# The problem:
Your reply should hold every record exactly as given, with no pictures in it.

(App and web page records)
↓
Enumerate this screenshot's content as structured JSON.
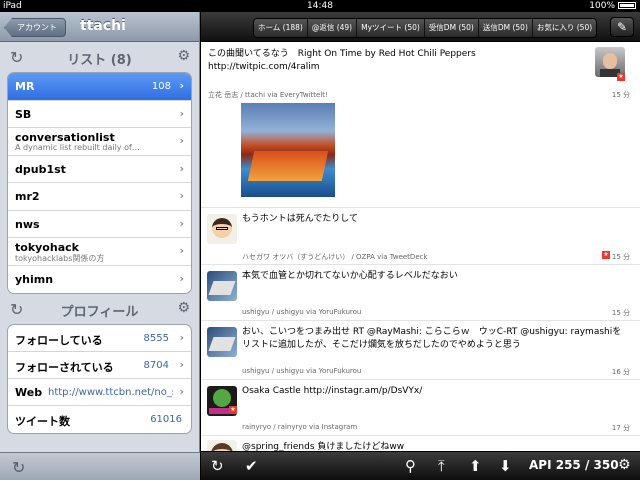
{
  "status": {
    "device": "iPad",
    "time": "14:48",
    "battery": "100%"
  },
  "sidebar": {
    "back_label": "アカウント",
    "title": "ttachi",
    "lists_title": "リスト (8)",
    "lists": [
      {
        "name": "MR",
        "count": "108",
        "sub": ""
      },
      {
        "name": "SB",
        "count": "",
        "sub": ""
      },
      {
        "name": "conversationlist",
        "count": "",
        "sub": "A dynamic list rebuilt daily of…"
      },
      {
        "name": "dpub1st",
        "count": "",
        "sub": ""
      },
      {
        "name": "mr2",
        "count": "",
        "sub": ""
      },
      {
        "name": "nws",
        "count": "",
        "sub": ""
      },
      {
        "name": "tokyohack",
        "count": "",
        "sub": "tokyohacklabs関係の方"
      },
      {
        "name": "yhimn",
        "count": "",
        "sub": ""
      }
    ],
    "profile_title": "プロフィール",
    "profile": [
      {
        "label": "フォローしている",
        "value": "8555"
      },
      {
        "label": "フォローされている",
        "value": "8704"
      },
      {
        "label": "Web",
        "value": "http://www.ttcbn.net/no_s…"
      },
      {
        "label": "ツイート数",
        "value": "61016"
      }
    ]
  },
  "tabs": [
    "ホーム (188)",
    "@返信 (49)",
    "Myツイート (50)",
    "受信DM (50)",
    "送信DM (50)",
    "お気に入り (50)"
  ],
  "tweets": [
    {
      "text": "この曲聞いてるなう　Right On Time by Red Hot Chili Peppers http://twitpic.com/4ralim",
      "meta": "立花 岳志 / ttachi via EveryTwittelt!",
      "time": "15 分"
    },
    {
      "text": "もうホントは死んでたりして",
      "meta": "ハセガワ オツバ（すうどんけい） / OZPA via TweetDeck",
      "time": "15 分"
    },
    {
      "text": "本気で血管とか切れてないか心配するレベルだなおい",
      "meta": "ushigyu / ushigyu via YoruFukurou",
      "time": "15 分"
    },
    {
      "text": "おい、こいつをつまみ出せ RT @RayMashi: こらこらｗ　ウッC-RT @ushigyu: raymashiをリストに追加したが、そこだけ爛気を放ちだしたのでやめようと思う",
      "meta": "ushigyu / ushigyu via YoruFukurou",
      "time": "16 分"
    },
    {
      "text": "Osaka Castle http://instagr.am/p/DsVYx/",
      "meta": "rainyryo / rainyryo via Instagram",
      "time": "17 分"
    },
    {
      "text": "@spring_friends 負けましたけどねww",
      "meta": "",
      "time": ""
    }
  ],
  "api_label": "API 255 / 350",
  "colors": {
    "selected": "#2f6fe0",
    "link": "#3a65a8",
    "fav": "#e63b2e"
  }
}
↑
# Expected output:
Enumerate this screenshot's content as structured JSON.
{
  "status": {
    "device": "iPad",
    "time": "14:48",
    "battery": "100%"
  },
  "sidebar": {
    "back_label": "アカウント",
    "title": "ttachi",
    "lists_title": "リスト (8)",
    "lists": [
      {
        "name": "MR",
        "count": "108",
        "sub": ""
      },
      {
        "name": "SB",
        "count": "",
        "sub": ""
      },
      {
        "name": "conversationlist",
        "count": "",
        "sub": "A dynamic list rebuilt daily of…"
      },
      {
        "name": "dpub1st",
        "count": "",
        "sub": ""
      },
      {
        "name": "mr2",
        "count": "",
        "sub": ""
      },
      {
        "name": "nws",
        "count": "",
        "sub": ""
      },
      {
        "name": "tokyohack",
        "count": "",
        "sub": "tokyohacklabs関係の方"
      },
      {
        "name": "yhimn",
        "count": "",
        "sub": ""
      }
    ],
    "profile_title": "プロフィール",
    "profile": [
      {
        "label": "フォローしている",
        "value": "8555"
      },
      {
        "label": "フォローされている",
        "value": "8704"
      },
      {
        "label": "Web",
        "value": "http://www.ttcbn.net/no_s…"
      },
      {
        "label": "ツイート数",
        "value": "61016"
      }
    ]
  },
  "tabs": [
    "ホーム (188)",
    "@返信 (49)",
    "Myツイート (50)",
    "受信DM (50)",
    "送信DM (50)",
    "お気に入り (50)"
  ],
  "tweets": [
    {
      "text": "この曲聞いてるなう　Right On Time by Red Hot Chili Peppers http://twitpic.com/4ralim",
      "meta": "立花 岳志 / ttachi via EveryTwittelt!",
      "time": "15 分"
    },
    {
      "text": "もうホントは死んでたりして",
      "meta": "ハセガワ オツバ（すうどんけい） / OZPA via TweetDeck",
      "time": "15 分"
    },
    {
      "text": "本気で血管とか切れてないか心配するレベルだなおい",
      "meta": "ushigyu / ushigyu via YoruFukurou",
      "time": "15 分"
    },
    {
      "text": "おい、こいつをつまみ出せ RT @RayMashi: こらこらｗ　ウッC-RT @ushigyu: raymashiをリストに追加したが、そこだけ爛気を放ちだしたのでやめようと思う",
      "meta": "ushigyu / ushigyu via YoruFukurou",
      "time": "16 分"
    },
    {
      "text": "Osaka Castle http://instagr.am/p/DsVYx/",
      "meta": "rainyryo / rainyryo via Instagram",
      "time": "17 分"
    },
    {
      "text": "@spring_friends 負けましたけどねww",
      "meta": "",
      "time": ""
    }
  ],
  "api_label": "API 255 / 350",
  "colors": {
    "selected": "#2f6fe0",
    "link": "#3a65a8",
    "fav": "#e63b2e"
  }
}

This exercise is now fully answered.